Supplied material START
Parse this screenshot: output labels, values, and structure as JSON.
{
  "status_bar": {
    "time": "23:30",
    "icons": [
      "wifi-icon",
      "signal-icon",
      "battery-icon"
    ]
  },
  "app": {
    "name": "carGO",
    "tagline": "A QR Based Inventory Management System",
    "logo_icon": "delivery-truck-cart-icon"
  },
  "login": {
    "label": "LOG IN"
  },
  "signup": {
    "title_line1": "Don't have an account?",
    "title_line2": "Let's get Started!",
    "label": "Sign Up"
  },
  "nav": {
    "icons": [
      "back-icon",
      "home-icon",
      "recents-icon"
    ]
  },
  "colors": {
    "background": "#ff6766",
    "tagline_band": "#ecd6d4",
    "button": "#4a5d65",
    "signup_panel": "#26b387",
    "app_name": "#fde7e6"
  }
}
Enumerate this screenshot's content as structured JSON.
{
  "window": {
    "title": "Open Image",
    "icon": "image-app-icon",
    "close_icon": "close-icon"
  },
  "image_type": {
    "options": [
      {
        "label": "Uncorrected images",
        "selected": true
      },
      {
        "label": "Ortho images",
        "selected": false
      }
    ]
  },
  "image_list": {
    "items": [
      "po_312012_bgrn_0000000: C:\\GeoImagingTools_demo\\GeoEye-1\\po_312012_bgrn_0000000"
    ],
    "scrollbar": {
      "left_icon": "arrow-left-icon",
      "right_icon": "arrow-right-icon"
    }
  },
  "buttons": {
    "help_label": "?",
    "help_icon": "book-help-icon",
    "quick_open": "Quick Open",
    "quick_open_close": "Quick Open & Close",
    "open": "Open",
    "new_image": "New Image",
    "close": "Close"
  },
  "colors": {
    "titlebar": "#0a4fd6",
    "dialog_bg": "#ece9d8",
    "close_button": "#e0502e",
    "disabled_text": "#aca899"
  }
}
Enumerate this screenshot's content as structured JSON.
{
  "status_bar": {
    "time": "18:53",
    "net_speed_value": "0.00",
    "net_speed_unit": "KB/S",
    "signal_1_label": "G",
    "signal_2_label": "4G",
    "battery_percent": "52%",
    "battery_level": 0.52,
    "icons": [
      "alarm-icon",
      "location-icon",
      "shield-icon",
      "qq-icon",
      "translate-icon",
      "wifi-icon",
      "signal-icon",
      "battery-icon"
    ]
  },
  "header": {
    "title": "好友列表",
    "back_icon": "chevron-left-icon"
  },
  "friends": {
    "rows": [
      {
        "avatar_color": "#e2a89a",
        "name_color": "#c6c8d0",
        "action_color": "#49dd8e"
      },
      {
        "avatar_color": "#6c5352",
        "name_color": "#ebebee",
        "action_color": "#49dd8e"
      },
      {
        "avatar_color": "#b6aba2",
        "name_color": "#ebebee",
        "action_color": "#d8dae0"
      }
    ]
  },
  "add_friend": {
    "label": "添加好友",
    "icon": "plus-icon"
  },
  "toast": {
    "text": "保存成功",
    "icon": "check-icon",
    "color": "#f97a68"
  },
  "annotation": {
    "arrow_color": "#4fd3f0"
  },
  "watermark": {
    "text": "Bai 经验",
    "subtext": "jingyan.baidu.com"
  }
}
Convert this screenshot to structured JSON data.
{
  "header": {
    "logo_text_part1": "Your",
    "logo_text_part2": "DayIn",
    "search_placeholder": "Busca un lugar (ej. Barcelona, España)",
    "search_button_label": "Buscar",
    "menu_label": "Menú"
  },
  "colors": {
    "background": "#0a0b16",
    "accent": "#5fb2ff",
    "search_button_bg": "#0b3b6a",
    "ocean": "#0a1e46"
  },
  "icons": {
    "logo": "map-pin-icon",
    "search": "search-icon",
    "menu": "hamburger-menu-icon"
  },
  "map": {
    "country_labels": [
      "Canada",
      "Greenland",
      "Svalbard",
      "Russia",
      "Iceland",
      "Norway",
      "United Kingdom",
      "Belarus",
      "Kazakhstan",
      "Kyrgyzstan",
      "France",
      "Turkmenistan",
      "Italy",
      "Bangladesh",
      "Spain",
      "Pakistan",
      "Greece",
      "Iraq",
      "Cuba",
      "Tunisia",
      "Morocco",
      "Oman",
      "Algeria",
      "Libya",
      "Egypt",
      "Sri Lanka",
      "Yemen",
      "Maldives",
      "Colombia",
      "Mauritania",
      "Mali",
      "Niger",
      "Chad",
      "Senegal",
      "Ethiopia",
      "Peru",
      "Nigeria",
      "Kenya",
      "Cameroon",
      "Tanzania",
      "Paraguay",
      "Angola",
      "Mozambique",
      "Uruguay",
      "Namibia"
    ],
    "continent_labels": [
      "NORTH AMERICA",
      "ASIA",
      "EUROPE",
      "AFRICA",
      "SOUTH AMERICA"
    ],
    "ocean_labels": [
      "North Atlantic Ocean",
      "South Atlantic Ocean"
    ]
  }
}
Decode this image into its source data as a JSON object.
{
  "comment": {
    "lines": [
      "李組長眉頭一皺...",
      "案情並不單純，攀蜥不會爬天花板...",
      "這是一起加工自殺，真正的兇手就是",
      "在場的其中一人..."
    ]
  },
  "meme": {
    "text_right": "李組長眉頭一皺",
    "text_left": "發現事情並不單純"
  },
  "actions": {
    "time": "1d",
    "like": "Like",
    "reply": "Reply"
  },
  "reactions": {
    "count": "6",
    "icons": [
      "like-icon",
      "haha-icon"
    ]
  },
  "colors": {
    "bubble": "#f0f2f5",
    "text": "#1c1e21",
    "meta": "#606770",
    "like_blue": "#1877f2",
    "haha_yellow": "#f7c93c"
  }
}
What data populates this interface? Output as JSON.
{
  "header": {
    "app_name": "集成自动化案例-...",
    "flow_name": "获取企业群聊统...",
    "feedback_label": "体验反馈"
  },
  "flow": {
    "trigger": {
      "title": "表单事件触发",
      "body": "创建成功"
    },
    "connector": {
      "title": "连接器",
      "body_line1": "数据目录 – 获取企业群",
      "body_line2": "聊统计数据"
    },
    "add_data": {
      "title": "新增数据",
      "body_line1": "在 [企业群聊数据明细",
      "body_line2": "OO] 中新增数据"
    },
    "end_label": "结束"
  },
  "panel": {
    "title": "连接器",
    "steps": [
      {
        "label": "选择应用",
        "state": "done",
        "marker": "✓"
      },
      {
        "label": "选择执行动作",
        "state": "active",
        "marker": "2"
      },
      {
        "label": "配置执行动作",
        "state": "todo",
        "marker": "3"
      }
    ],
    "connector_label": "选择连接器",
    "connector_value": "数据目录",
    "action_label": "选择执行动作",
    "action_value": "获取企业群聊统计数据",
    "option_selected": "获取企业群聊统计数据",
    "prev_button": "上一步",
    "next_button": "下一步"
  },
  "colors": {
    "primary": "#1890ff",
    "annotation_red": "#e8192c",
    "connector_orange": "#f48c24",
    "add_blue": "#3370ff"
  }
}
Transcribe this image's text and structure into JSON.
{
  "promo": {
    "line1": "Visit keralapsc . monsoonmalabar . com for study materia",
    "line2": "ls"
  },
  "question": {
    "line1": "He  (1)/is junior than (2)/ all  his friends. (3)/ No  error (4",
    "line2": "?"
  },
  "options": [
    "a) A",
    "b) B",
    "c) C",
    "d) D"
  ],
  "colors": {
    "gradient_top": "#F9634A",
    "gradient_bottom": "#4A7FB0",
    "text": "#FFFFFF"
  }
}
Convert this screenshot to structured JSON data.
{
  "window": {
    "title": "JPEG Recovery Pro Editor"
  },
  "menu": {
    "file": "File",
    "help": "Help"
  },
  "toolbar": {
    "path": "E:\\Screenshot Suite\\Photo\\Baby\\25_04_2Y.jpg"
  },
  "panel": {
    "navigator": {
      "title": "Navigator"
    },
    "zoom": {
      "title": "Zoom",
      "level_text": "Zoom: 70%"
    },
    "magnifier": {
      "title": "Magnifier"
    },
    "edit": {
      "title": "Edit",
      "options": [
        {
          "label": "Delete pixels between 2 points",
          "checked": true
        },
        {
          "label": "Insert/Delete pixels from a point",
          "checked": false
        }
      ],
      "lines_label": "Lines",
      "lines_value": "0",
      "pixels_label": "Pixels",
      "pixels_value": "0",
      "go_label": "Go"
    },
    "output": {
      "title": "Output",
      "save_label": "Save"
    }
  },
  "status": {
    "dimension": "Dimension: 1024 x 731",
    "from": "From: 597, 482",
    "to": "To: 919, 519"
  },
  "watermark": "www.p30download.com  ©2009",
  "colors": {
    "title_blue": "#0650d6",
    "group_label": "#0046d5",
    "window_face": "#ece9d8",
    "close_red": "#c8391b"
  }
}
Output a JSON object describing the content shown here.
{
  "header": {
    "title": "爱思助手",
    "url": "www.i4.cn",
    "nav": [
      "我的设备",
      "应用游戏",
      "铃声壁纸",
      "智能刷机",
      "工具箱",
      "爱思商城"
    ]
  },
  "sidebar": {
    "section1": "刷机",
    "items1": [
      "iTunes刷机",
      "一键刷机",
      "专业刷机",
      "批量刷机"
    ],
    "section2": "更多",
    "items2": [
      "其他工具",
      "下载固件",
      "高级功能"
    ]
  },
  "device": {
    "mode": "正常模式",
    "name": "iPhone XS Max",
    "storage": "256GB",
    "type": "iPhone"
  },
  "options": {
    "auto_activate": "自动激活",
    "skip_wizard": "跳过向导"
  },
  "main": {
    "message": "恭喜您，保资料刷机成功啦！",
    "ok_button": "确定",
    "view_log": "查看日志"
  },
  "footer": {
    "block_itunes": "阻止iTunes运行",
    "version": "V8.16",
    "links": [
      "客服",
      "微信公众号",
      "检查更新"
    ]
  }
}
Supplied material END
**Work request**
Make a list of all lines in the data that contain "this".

**Response**
Parse this screenshot: output labels, values, and structure as JSON.
Enumerate this screenshot's content as structured JSON.
Enumerate this screenshot's content as structured JSON.
Convert this screenshot to structured JSON data.
Decode this image into its source data as a JSON object.
What data populates this interface? Output as JSON.
Transcribe this image's text and structure into JSON.
Convert this screenshot to structured JSON data.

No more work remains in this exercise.